2) The statute contains a cross reference to a provision within Chapter 68 of Subtitle F providing a penalty for their violation, (e.g. IRC Section 1275(c)(4) “(4) Cross reference – For civil penalty for failure to meet requirements of this subsection, see Section 6706. See IRC Section 6033(o), “(o) Cross reference – For provisions relating to penalties for failing to file a return required by this section, See Section 6652(c).”

3) The statute is expressly covered by a penalty provision within Chapter 68 of Subtitle F (e.g. See IRC Sections 6652(c) (Failure to file certain information returns, registration statements); 6674 (Fraudulent statement or failure to furnish statement to employee); 6677 (Failure to file information with respect to certain foreign trusts)).

In comparison, Section 6039F contains no mention- either by express provision, cross-reference, or otherwise- to the treatment of the penalty. Furthermore, Section 2461(a) expressly provides that “[w]henever a civil fine, penalty or pecuniary forfeiture is prescribed for the violation of an Act of Congress without specifying the mode of recovery or enforcement thereof, if may be recovered in a civil action. The Section 6039F penalties were enacted by Section 1905 of the 1996 Tax Act. However, there is no mode of recovery or enforcement specified for Section 6039F penalties.

Section 6039F is Devoid of any Statutory ‘Connectors’ to Chapter 68 Subtitle F

In holding that the IRS lacked statutory authority under Section 6201(a) to assess the Section 6038(b) penalty, the Tax Court in Farhy drew a contrast to Section 6038(b) which contains none of the three “connectors” (discussed above) to Chapter 68 of Subtitle F, stating, “In contrast, Section 6038 contains only a cross-reference to a criminal penalty provision, Internal Revenue Code Section 7203. Internal Revenue Code Section 6039F mirrors Internal Revenue Code Section 6038(b). Both statutes are devoid of any express provision or cross-reference to a statute specifying the treatment of the penalty as a tax or assessable penalty. Unlike the myriad of other penalties in the Internal Revenue Code, both Internal Revenue Code Sections 6038(b) and 6039F provide no mode of recovery or enforcement. Given the foregoing, the IRS clearly lacks statutory authority to proceed with the assessment and the collection of a Section 6039F penalty.


Challenging the IRS’s statutory authority to assess penalties provided by Section 6039F is a very powerful defense that can be raised in an appeals conference, collection due process hearing, or in refund litigation. However, challenging the IRS’s statutory authority to assess a 3520 penalty must be timely and correctly raised. If a challenge to the IRS’s statutory authority to assess a Section 6039F penalty is not timely and correctly raised, this defense could be forever waived.

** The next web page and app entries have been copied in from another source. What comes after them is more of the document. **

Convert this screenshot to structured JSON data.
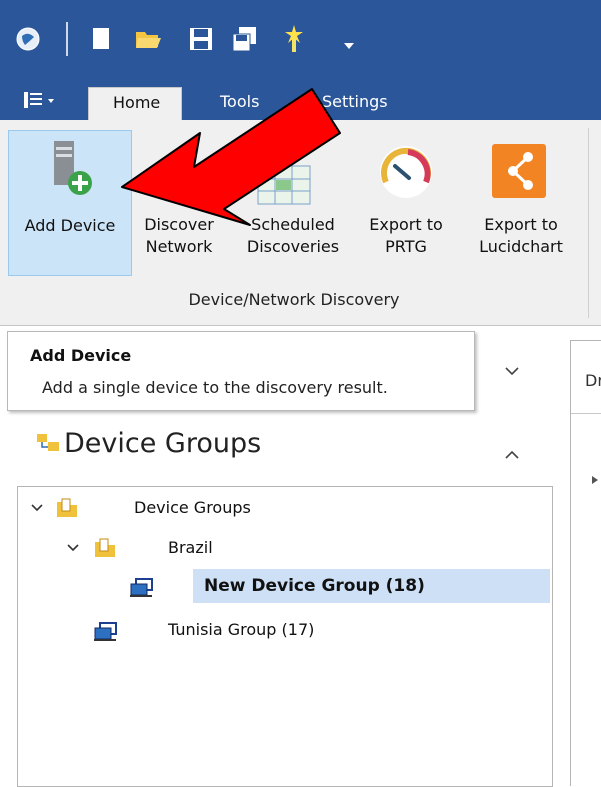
{
  "quick_access": {
    "icons": [
      "app-globe-icon",
      "new-file-icon",
      "open-folder-icon",
      "save-icon",
      "save-all-icon",
      "wizard-icon",
      "customize-dropdown-icon"
    ]
  },
  "tabs": [
    {
      "label": "Home",
      "active": true
    },
    {
      "label": "Tools",
      "active": false
    },
    {
      "label": "Settings",
      "active": false
    }
  ],
  "ribbon": {
    "buttons": [
      {
        "line1": "Add Device",
        "line2": ""
      },
      {
        "line1": "Discover",
        "line2": "Network"
      },
      {
        "line1": "Scheduled",
        "line2": "Discoveries"
      },
      {
        "line1": "Export to",
        "line2": "PRTG"
      },
      {
        "line1": "Export to",
        "line2": "Lucidchart"
      }
    ],
    "group_caption": "Device/Network Discovery"
  },
  "tooltip": {
    "title": "Add Device",
    "description": "Add a single device to the discovery result."
  },
  "right_panel": {
    "header_fragment": "Dr"
  },
  "device_groups": {
    "title": "Device Groups",
    "tree": [
      {
        "label": "Device Groups",
        "expanded": true
      },
      {
        "label": "Brazil",
        "expanded": true
      },
      {
        "label": "New Device Group (18)",
        "selected": true
      },
      {
        "label": "Tunisia Group (17)"
      }
    ]
  },
  "colors": {
    "title_bar": "#2b579a",
    "ribbon_bg": "#f0f0f0",
    "selected_button": "#cce4f7",
    "selected_row": "#cde0f5",
    "annotation_arrow": "#ff0000"
  }
}
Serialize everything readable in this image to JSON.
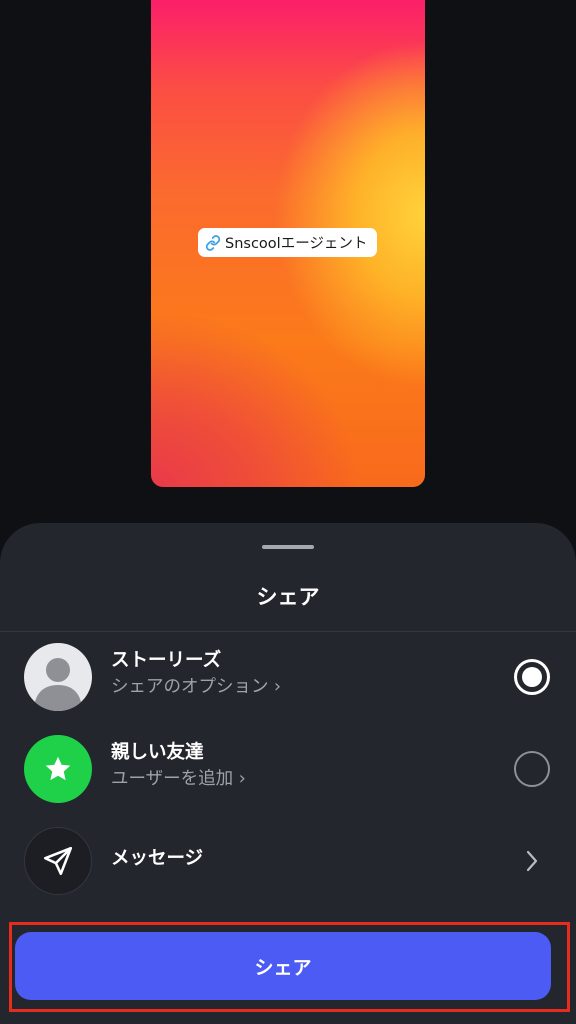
{
  "story_preview": {
    "link_sticker_text": "Snscoolエージェント"
  },
  "sheet": {
    "title": "シェア",
    "options": [
      {
        "title": "ストーリーズ",
        "subtitle": "シェアのオプション ›",
        "selected": true,
        "icon": "avatar-icon"
      },
      {
        "title": "親しい友達",
        "subtitle": "ユーザーを追加 ›",
        "selected": false,
        "icon": "star-icon"
      },
      {
        "title": "メッセージ",
        "icon": "send-icon"
      }
    ],
    "share_button_label": "シェア"
  },
  "colors": {
    "sheet_background": "#23262d",
    "share_button": "#4c5bf3",
    "close_friends_green": "#1fd148",
    "highlight_box": "#e62c1c"
  }
}
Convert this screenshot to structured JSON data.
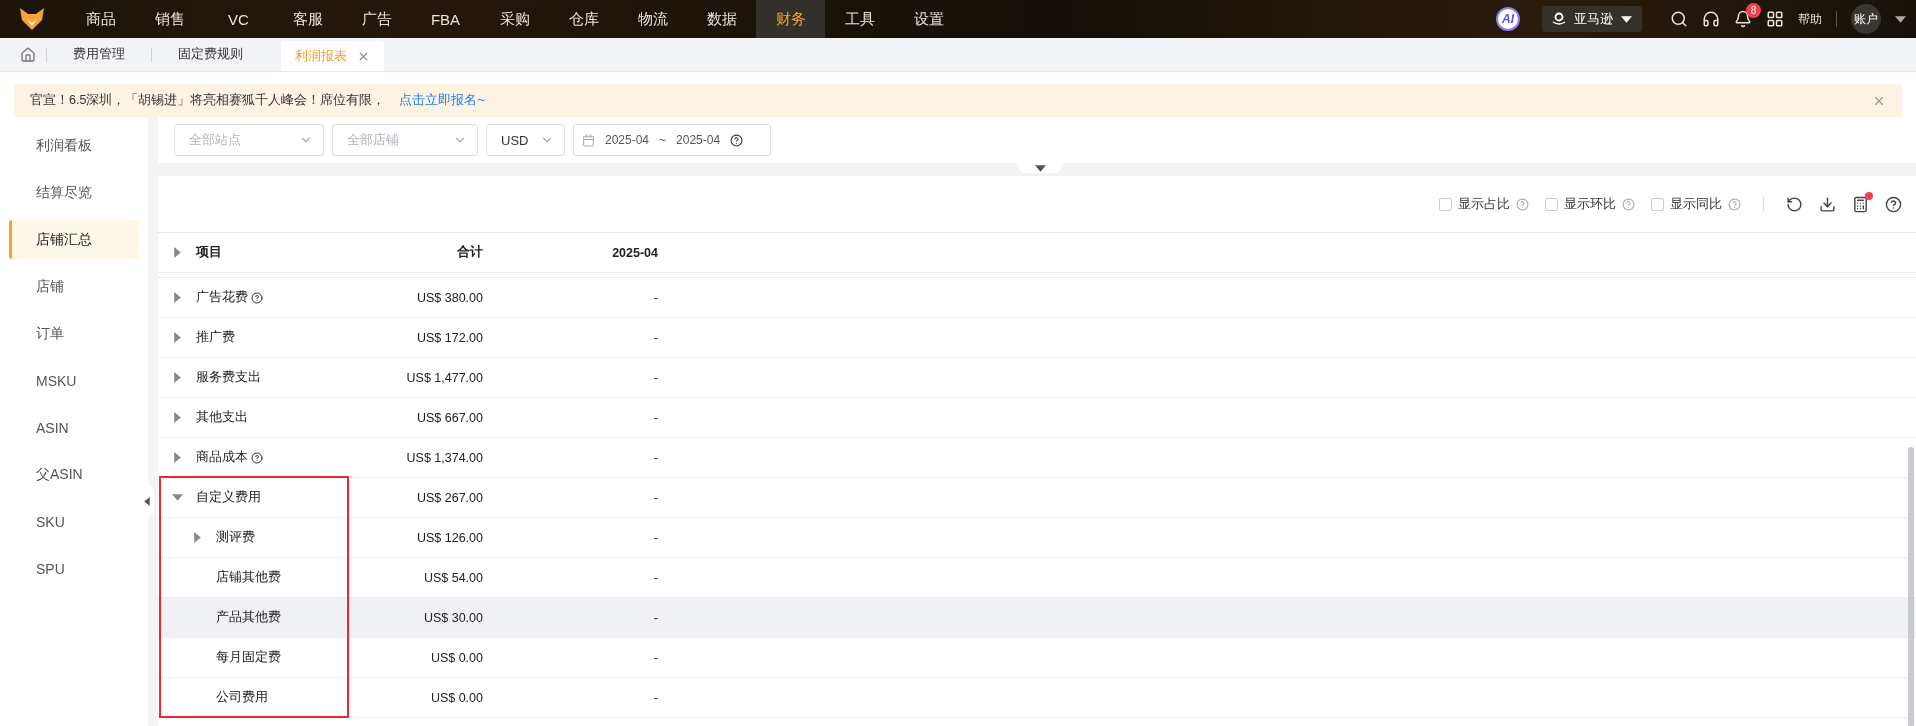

Anthony Diosdi is one of several tax attorneys and international tax attorneys at Diosdi Ching & Liu, LLP. Anthony focuses his practice on providing tax planning domestic and international tax planning for multinational companies, closely held businesses, and individuals. In addition to providing tax planning advice, Anthony Diosdi frequently represents taxpayers nationally in controversies before the Internal Revenue Service, United States Tax Court, United States Court of Federal Claims, Federal District Courts, and the Circuit Courts of Appeal. In addition, Anthony Diosdi has written numerous articles on international tax planning and frequently provides continuing educational programs to tax professionals. Anthony Diosdi is a member of the California and Florida bars. He can be reached at 415-318-3990 or adiosdi@sftaxcounsel.com.